### Given data:
———

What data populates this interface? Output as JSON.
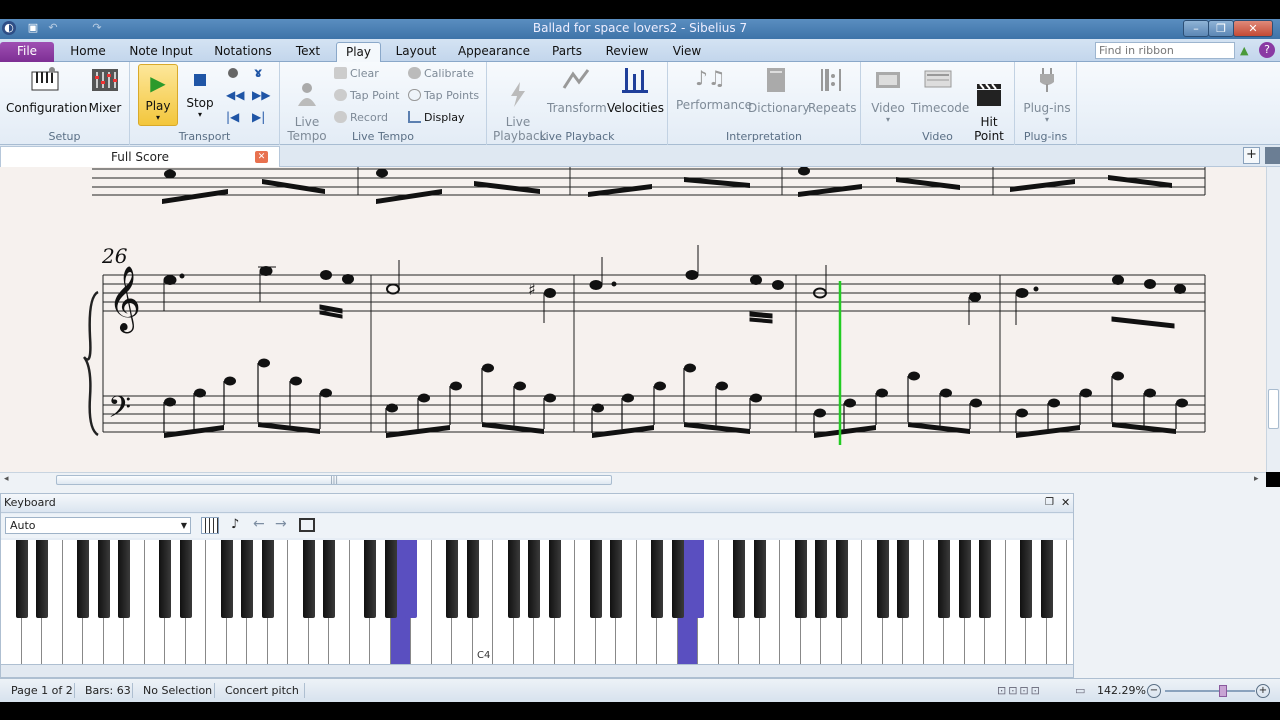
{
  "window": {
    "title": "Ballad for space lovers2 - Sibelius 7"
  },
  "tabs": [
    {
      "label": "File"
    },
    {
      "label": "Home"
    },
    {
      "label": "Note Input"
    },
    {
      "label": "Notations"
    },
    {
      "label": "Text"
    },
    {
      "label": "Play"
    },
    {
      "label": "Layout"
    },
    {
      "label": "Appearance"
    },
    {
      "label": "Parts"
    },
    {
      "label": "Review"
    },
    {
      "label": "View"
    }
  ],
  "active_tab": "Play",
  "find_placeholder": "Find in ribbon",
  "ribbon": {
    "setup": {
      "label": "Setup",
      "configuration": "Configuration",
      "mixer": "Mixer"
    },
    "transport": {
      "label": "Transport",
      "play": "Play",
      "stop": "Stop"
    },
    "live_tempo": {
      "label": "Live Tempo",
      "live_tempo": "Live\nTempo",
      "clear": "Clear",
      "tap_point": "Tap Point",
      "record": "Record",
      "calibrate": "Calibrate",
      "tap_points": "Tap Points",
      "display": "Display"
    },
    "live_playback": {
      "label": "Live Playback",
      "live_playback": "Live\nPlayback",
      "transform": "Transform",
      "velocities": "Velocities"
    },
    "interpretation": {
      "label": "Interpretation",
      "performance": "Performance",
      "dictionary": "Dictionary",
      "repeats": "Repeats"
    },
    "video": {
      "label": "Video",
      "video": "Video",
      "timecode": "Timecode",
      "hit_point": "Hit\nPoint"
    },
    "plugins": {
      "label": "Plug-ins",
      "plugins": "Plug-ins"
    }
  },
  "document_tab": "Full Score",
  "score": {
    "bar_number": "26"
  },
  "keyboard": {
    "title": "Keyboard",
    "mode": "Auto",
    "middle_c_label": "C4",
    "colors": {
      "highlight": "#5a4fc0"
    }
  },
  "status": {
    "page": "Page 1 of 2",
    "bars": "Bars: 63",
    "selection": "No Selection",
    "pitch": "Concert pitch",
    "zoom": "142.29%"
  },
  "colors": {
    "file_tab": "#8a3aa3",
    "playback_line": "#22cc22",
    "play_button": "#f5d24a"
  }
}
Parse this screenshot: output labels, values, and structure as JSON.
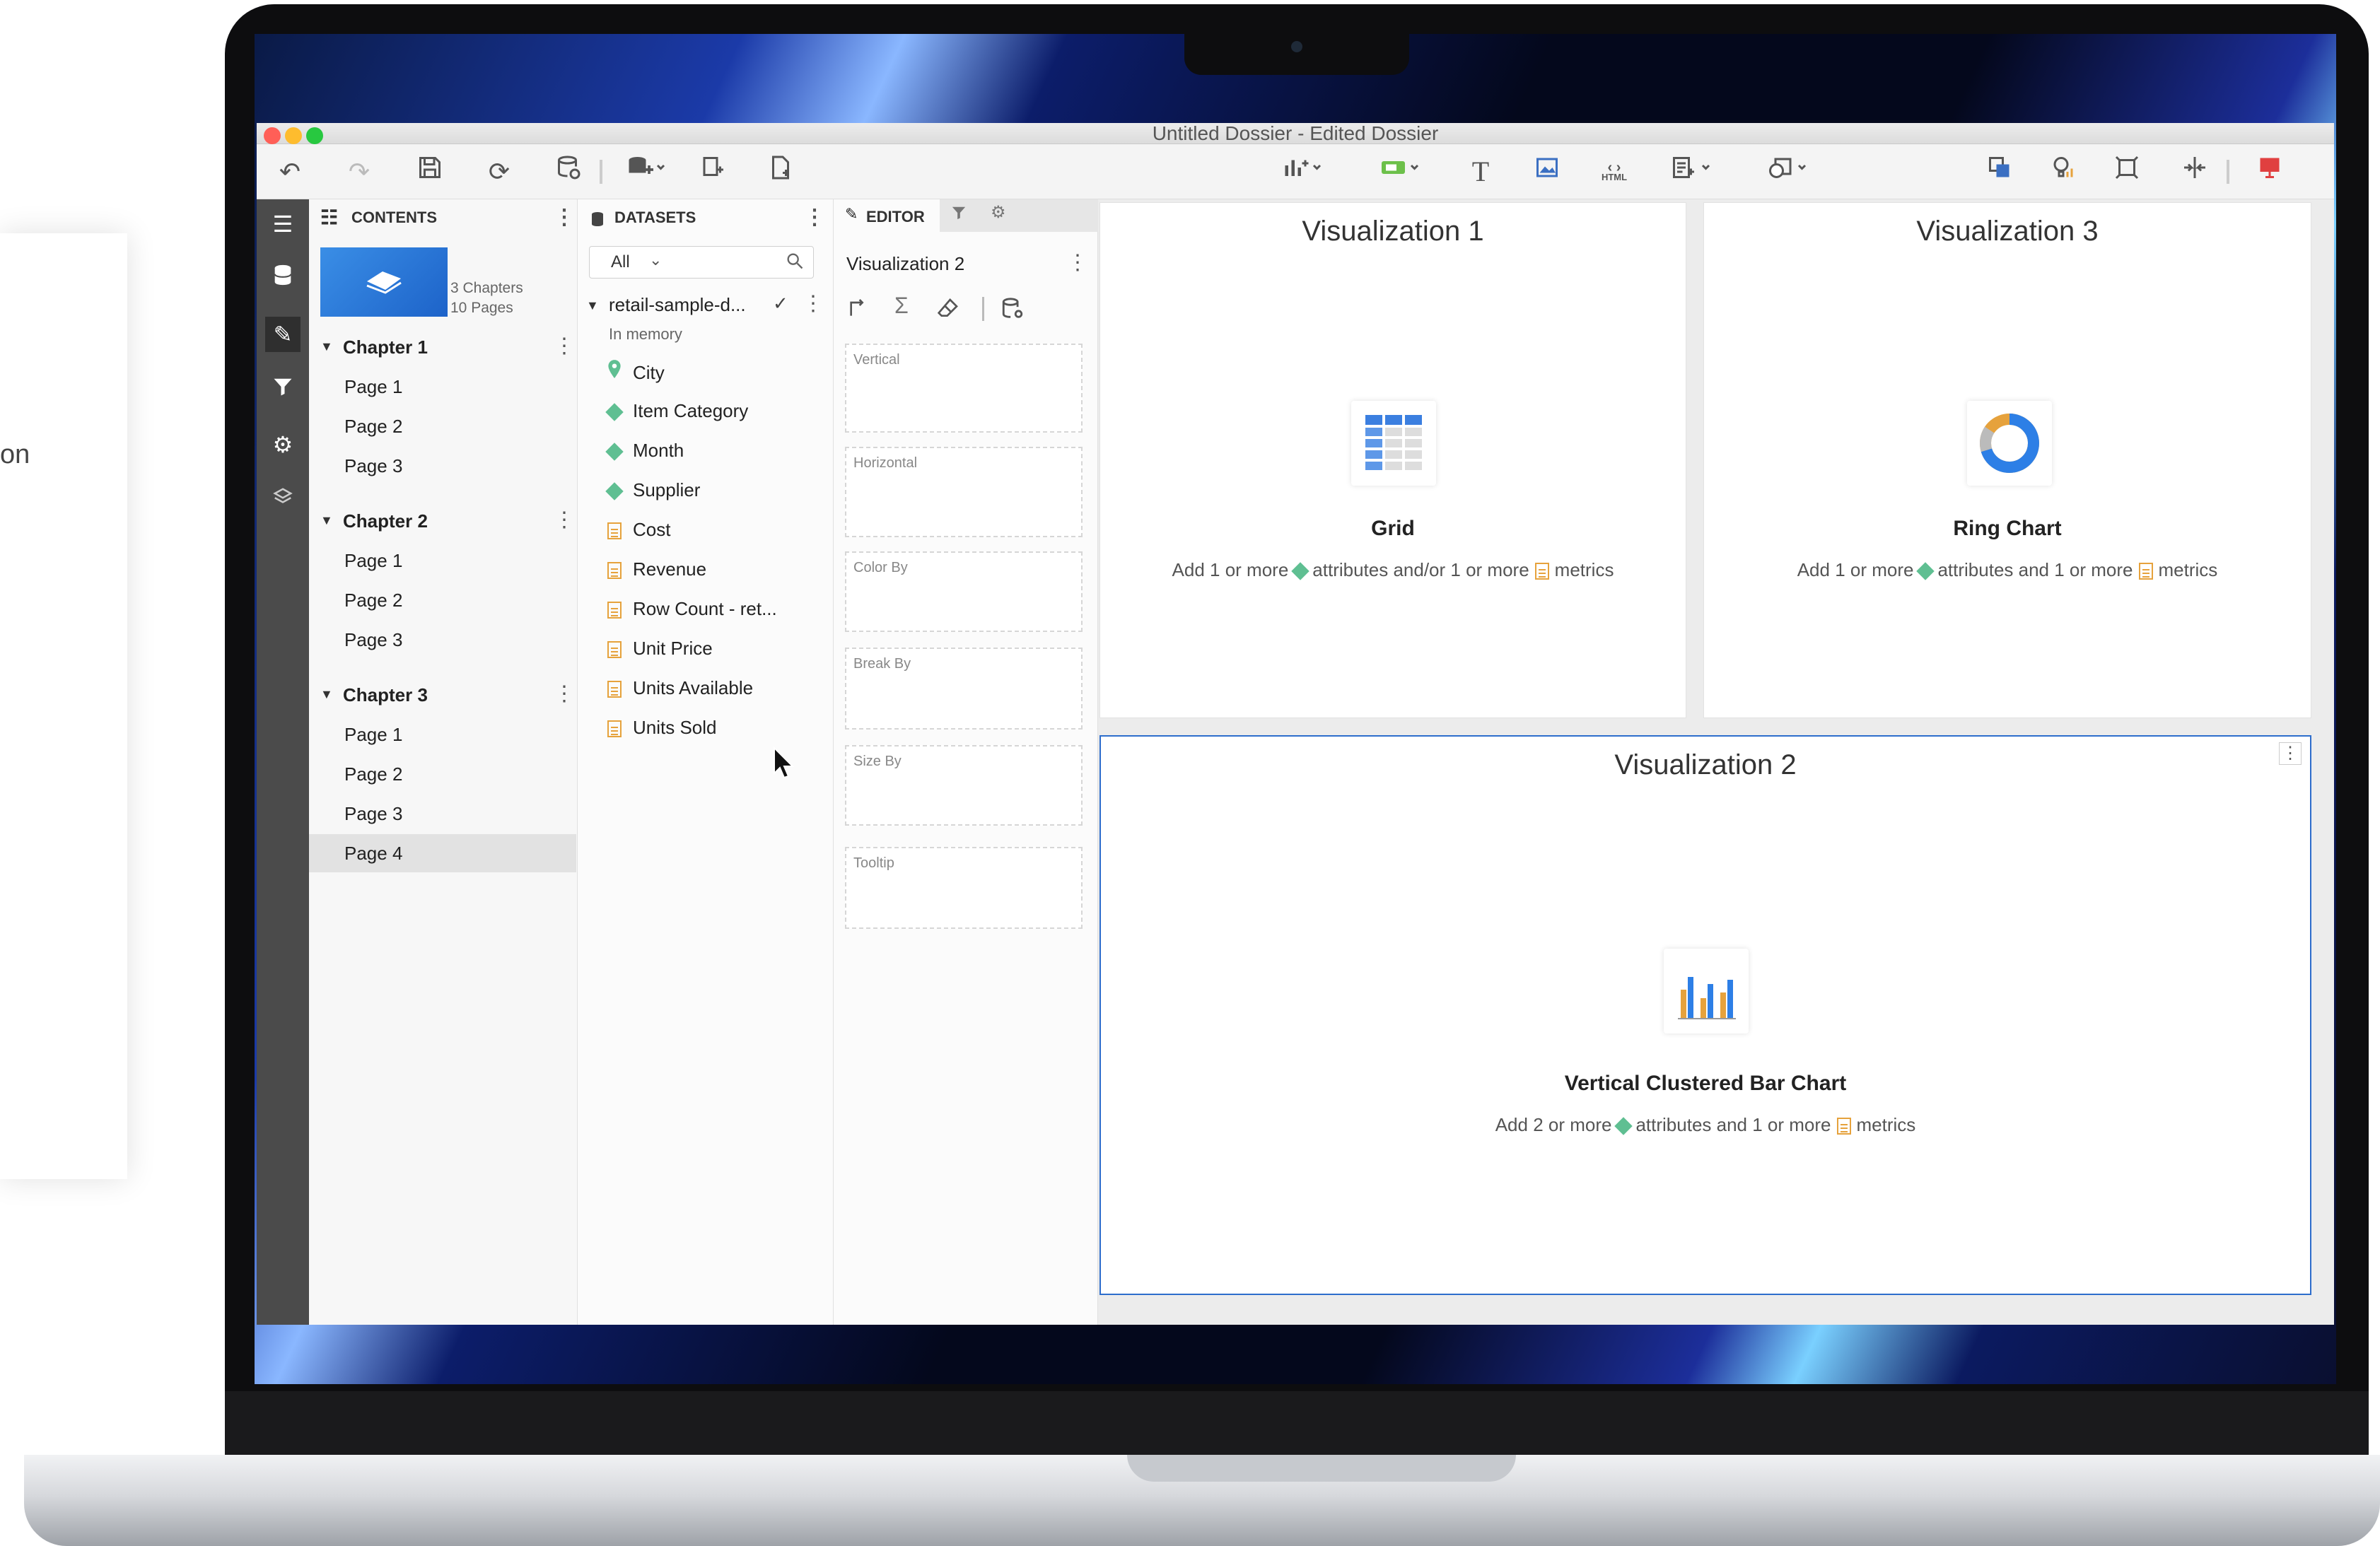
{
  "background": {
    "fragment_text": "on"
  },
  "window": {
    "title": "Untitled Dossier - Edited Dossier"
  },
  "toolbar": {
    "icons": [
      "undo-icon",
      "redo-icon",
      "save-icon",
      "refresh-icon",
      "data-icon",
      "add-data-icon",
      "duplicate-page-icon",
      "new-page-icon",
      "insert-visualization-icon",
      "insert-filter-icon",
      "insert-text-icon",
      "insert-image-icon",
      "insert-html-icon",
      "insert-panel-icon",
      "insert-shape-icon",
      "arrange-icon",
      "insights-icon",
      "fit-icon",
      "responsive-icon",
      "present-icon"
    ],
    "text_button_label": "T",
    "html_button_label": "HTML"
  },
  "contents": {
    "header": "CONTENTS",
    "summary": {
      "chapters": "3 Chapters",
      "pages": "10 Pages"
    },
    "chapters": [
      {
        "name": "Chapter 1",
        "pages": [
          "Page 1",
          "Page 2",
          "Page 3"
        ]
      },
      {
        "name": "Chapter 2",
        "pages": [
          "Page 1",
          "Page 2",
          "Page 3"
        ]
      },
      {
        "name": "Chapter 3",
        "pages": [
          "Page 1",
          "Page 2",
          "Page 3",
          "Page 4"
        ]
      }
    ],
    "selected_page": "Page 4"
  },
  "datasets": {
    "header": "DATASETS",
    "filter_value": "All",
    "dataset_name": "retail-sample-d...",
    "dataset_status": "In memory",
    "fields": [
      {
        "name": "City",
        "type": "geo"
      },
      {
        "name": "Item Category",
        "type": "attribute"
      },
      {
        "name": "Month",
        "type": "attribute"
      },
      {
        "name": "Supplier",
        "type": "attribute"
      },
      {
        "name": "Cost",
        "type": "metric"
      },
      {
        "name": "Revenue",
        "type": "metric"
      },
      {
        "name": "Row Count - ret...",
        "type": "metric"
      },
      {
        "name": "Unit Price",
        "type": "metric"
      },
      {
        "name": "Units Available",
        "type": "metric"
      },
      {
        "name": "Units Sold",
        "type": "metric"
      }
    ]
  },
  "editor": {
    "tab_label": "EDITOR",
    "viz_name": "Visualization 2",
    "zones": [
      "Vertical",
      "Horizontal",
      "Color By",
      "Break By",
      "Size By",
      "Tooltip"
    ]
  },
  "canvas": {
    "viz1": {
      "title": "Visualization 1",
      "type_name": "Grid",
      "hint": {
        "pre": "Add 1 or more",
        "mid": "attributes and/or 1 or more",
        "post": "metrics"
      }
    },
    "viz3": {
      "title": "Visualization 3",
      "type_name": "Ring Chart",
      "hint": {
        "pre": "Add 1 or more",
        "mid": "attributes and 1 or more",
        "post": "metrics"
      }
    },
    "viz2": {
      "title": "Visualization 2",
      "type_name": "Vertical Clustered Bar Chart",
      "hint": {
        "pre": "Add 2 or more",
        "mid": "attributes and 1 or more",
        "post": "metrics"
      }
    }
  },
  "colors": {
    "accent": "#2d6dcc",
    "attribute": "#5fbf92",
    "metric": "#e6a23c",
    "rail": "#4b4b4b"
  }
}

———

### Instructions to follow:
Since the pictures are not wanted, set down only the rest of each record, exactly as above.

### Solution:
What data populates this interface? Output as JSON.
{
  "window": {
    "title": "Ballad for space lovers2 - Sibelius 7"
  },
  "tabs": [
    {
      "label": "File"
    },
    {
      "label": "Home"
    },
    {
      "label": "Note Input"
    },
    {
      "label": "Notations"
    },
    {
      "label": "Text"
    },
    {
      "label": "Play"
    },
    {
      "label": "Layout"
    },
    {
      "label": "Appearance"
    },
    {
      "label": "Parts"
    },
    {
      "label": "Review"
    },
    {
      "label": "View"
    }
  ],
  "active_tab": "Play",
  "find_placeholder": "Find in ribbon",
  "ribbon": {
    "setup": {
      "label": "Setup",
      "configuration": "Configuration",
      "mixer": "Mixer"
    },
    "transport": {
      "label": "Transport",
      "play": "Play",
      "stop": "Stop"
    },
    "live_tempo": {
      "label": "Live Tempo",
      "live_tempo": "Live\nTempo",
      "clear": "Clear",
      "tap_point": "Tap Point",
      "record": "Record",
      "calibrate": "Calibrate",
      "tap_points": "Tap Points",
      "display": "Display"
    },
    "live_playback": {
      "label": "Live Playback",
      "live_playback": "Live\nPlayback",
      "transform": "Transform",
      "velocities": "Velocities"
    },
    "interpretation": {
      "label": "Interpretation",
      "performance": "Performance",
      "dictionary": "Dictionary",
      "repeats": "Repeats"
    },
    "video": {
      "label": "Video",
      "video": "Video",
      "timecode": "Timecode",
      "hit_point": "Hit\nPoint"
    },
    "plugins": {
      "label": "Plug-ins",
      "plugins": "Plug-ins"
    }
  },
  "document_tab": "Full Score",
  "score": {
    "bar_number": "26"
  },
  "keyboard": {
    "title": "Keyboard",
    "mode": "Auto",
    "middle_c_label": "C4",
    "colors": {
      "highlight": "#5a4fc0"
    }
  },
  "status": {
    "page": "Page 1 of 2",
    "bars": "Bars: 63",
    "selection": "No Selection",
    "pitch": "Concert pitch",
    "zoom": "142.29%"
  },
  "colors": {
    "file_tab": "#8a3aa3",
    "playback_line": "#22cc22",
    "play_button": "#f5d24a"
  }
}
Parse this screenshot: output labels, values, and structure as JSON.
{
  "background": {
    "fragment_text": "on"
  },
  "window": {
    "title": "Untitled Dossier - Edited Dossier"
  },
  "toolbar": {
    "icons": [
      "undo-icon",
      "redo-icon",
      "save-icon",
      "refresh-icon",
      "data-icon",
      "add-data-icon",
      "duplicate-page-icon",
      "new-page-icon",
      "insert-visualization-icon",
      "insert-filter-icon",
      "insert-text-icon",
      "insert-image-icon",
      "insert-html-icon",
      "insert-panel-icon",
      "insert-shape-icon",
      "arrange-icon",
      "insights-icon",
      "fit-icon",
      "responsive-icon",
      "present-icon"
    ],
    "text_button_label": "T",
    "html_button_label": "HTML"
  },
  "contents": {
    "header": "CONTENTS",
    "summary": {
      "chapters": "3 Chapters",
      "pages": "10 Pages"
    },
    "chapters": [
      {
        "name": "Chapter 1",
        "pages": [
          "Page 1",
          "Page 2",
          "Page 3"
        ]
      },
      {
        "name": "Chapter 2",
        "pages": [
          "Page 1",
          "Page 2",
          "Page 3"
        ]
      },
      {
        "name": "Chapter 3",
        "pages": [
          "Page 1",
          "Page 2",
          "Page 3",
          "Page 4"
        ]
      }
    ],
    "selected_page": "Page 4"
  },
  "datasets": {
    "header": "DATASETS",
    "filter_value": "All",
    "dataset_name": "retail-sample-d...",
    "dataset_status": "In memory",
    "fields": [
      {
        "name": "City",
        "type": "geo"
      },
      {
        "name": "Item Category",
        "type": "attribute"
      },
      {
        "name": "Month",
        "type": "attribute"
      },
      {
        "name": "Supplier",
        "type": "attribute"
      },
      {
        "name": "Cost",
        "type": "metric"
      },
      {
        "name": "Revenue",
        "type": "metric"
      },
      {
        "name": "Row Count - ret...",
        "type": "metric"
      },
      {
        "name": "Unit Price",
        "type": "metric"
      },
      {
        "name": "Units Available",
        "type": "metric"
      },
      {
        "name": "Units Sold",
        "type": "metric"
      }
    ]
  },
  "editor": {
    "tab_label": "EDITOR",
    "viz_name": "Visualization 2",
    "zones": [
      "Vertical",
      "Horizontal",
      "Color By",
      "Break By",
      "Size By",
      "Tooltip"
    ]
  },
  "canvas": {
    "viz1": {
      "title": "Visualization 1",
      "type_name": "Grid",
      "hint": {
        "pre": "Add 1 or more",
        "mid": "attributes and/or 1 or more",
        "post": "metrics"
      }
    },
    "viz3": {
      "title": "Visualization 3",
      "type_name": "Ring Chart",
      "hint": {
        "pre": "Add 1 or more",
        "mid": "attributes and 1 or more",
        "post": "metrics"
      }
    },
    "viz2": {
      "title": "Visualization 2",
      "type_name": "Vertical Clustered Bar Chart",
      "hint": {
        "pre": "Add 2 or more",
        "mid": "attributes and 1 or more",
        "post": "metrics"
      }
    }
  },
  "colors": {
    "accent": "#2d6dcc",
    "attribute": "#5fbf92",
    "metric": "#e6a23c",
    "rail": "#4b4b4b"
  }
}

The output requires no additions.